Ken Slingerland, tender fruit specialist with the Ontario Ministry of Agriculture and Food, advises against fertilizing peach or pear trees with nitrogen fertilizer any time during the planting year, as this could affect good root development and hardening-off. Early in the second and subsequent springs, apply a balanced fertilizer around the drip line of each tree, with about 40 grams of nitrogen for each year of growth. For example, a five-year-old tree needs 200 grams of 10-10-10 fertilizer in the spring. Neither peaches nor pears should ever be fertilized any later than the end of June, as this may compromise their winter hardiness.
Weed control is very important in the first few years after planting, as weeds compete with young fruit trees. Keep the area around the trees well mowed, and hand-pull grass and weeds close to the trunks. Straw mulch works well, but watch out for rodents.
Trees need at least three centimetres of water each week, whether through rainfall or irrigation. When watering, make sure to thoroughly soak the soil.
Patience is definitely a virtue when it comes to growing fruit trees. Around the third year after planting, peaches of eating quality will start to develop. Pears, however, take five or six years. Because fruit buds for the next year are established in late summer or fall, the amount of blossom and fruit set will often reflect the growing conditions of the previous summer.
Despite a number of fruitlets falling off, the result of a phenomenon called June drop, peach and pear trees generally set more fruit each year than they can support. Both species need to be hand-thinned beginning in mid-June, once fruits start to develop; otherwise fruits will never reach their full size and branches could snap off under the weight of too much fruit. For peaches, thin the fruit to about 15 centimetres apart on the branches. Pears should be thinned to about one fruit per spur (fruiting stem).
How to prune
Nursery trees should be pruned shortly after transplanting, says Ken Slingerland, tender fruit specialist with the Ontario Ministry of Agriculture and Food, with a central leader shape the most desirable. He suggests pruning the leader down to about one to 1.5 metres. Then remove all broken or weak side branches and shorten the rest, leaving about seven main ones, with the first side shoot branching from at least 25 centimetres below the top of the tree.
In the second and subsequent years, pears should be pruned in late winter or very early spring before bud break. For peaches, wait until the buds are swelling or close to bloom so that you can see what tissue is alive. For both peaches and pears, prune out anything that is dead, broken or weak. Also remove any strong, upwardly growing branches that are competing directly with the central leader. Then, eliminate any crossing over of side shoots by pruning out one of the overlapping branches. Finally, remove any side branches that are close to the ground or growing up from the roots.
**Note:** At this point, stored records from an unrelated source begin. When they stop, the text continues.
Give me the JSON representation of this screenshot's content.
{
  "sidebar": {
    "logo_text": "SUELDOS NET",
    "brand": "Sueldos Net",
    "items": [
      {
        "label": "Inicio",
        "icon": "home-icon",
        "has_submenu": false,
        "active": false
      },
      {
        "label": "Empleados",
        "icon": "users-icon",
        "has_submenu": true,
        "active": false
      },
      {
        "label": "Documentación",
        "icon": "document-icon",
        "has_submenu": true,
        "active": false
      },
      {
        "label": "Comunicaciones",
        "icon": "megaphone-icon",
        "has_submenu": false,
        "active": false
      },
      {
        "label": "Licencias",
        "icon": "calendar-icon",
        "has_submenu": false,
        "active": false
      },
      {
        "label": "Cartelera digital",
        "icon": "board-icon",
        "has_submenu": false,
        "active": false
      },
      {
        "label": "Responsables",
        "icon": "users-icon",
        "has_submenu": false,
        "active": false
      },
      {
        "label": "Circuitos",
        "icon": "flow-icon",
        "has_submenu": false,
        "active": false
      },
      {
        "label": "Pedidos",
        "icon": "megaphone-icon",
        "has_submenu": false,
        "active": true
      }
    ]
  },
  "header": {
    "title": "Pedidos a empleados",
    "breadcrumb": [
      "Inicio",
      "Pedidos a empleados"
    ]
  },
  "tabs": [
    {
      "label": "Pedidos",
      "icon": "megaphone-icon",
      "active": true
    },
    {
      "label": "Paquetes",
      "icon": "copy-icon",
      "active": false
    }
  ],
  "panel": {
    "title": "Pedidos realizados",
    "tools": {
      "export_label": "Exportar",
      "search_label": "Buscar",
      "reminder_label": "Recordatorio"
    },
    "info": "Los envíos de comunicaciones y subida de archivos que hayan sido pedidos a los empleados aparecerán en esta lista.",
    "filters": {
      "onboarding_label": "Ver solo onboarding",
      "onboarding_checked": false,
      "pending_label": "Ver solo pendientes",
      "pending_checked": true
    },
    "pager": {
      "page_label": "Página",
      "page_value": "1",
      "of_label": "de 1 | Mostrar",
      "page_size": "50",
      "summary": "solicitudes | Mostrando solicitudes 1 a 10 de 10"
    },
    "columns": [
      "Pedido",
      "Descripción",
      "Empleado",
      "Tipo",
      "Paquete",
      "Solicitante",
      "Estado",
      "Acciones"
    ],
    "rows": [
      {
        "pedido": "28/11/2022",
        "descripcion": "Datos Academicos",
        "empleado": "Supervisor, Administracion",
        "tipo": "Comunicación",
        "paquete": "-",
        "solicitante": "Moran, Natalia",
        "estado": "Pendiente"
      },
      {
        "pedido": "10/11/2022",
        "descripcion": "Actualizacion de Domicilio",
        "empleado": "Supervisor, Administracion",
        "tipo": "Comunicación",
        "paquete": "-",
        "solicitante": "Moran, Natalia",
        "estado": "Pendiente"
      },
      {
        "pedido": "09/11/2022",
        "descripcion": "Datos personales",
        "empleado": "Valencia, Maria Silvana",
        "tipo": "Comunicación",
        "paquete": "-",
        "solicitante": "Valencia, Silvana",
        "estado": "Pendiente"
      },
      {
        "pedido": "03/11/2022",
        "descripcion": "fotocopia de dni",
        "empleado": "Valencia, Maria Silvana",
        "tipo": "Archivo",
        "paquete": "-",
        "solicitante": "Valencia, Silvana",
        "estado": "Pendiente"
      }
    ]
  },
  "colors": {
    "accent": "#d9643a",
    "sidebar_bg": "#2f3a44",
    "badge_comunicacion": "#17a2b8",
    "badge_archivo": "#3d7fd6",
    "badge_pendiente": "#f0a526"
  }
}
Diseases and pests
Both peaches and pears are subject to a number of infestations. There will be considerably more disease and insect pressure if the trees are growing in close proximity to commercial plantings of fruit trees. As well, wet growing seasons increase susceptibility to diseases, while hot, dry weather is conducive to more pests.
Peaches: Oriental fruit moth (larvae bore into ripening fruit) and aphids; brown rot is the most common fungal disease, but peach leaf curl disease can eventually kill the tree if left uncontrolled.
Rabbits, deer and voles in particular all love to munch on newly planted fruit trees. Small animals can be deterred by either wrapping trunks with plastic tree guards or painting trunks with a mixture of latex paint and thiram fungicide (animals don't like the taste). Commercial formulations of thiram available for this use include Skoot and Rabbit Repell. Higher fencing may be necessary if deer are prevalent
Pears: Subject to a number of the same pests as apples, including coddling moth and oblique-banded leaf-roller. Soft-bodied insects, such as psylla and mites, sometimes feed on the tree, making it and the fruit quite unsightly. Pear scab can render the fruit inedible.
For peaches, dormant lime sulfur sprays help to reduce leaf curl; soap sprays control aphids; and sulfur sprays applied just before and after blossom and again when symptoms are noticed minimize brown rot, as will good sanitation around the tree (removing mouldy fruit, for example). For pears, a combination of sulfur sprays and leaf-litter cleanup in the fall help reduce pear scab; soap spray solutions keep pear psylla at bay; regularly removing dropped fruit reduces coddling moth numbers; and pruning infected areas prevents the spread of fire blight.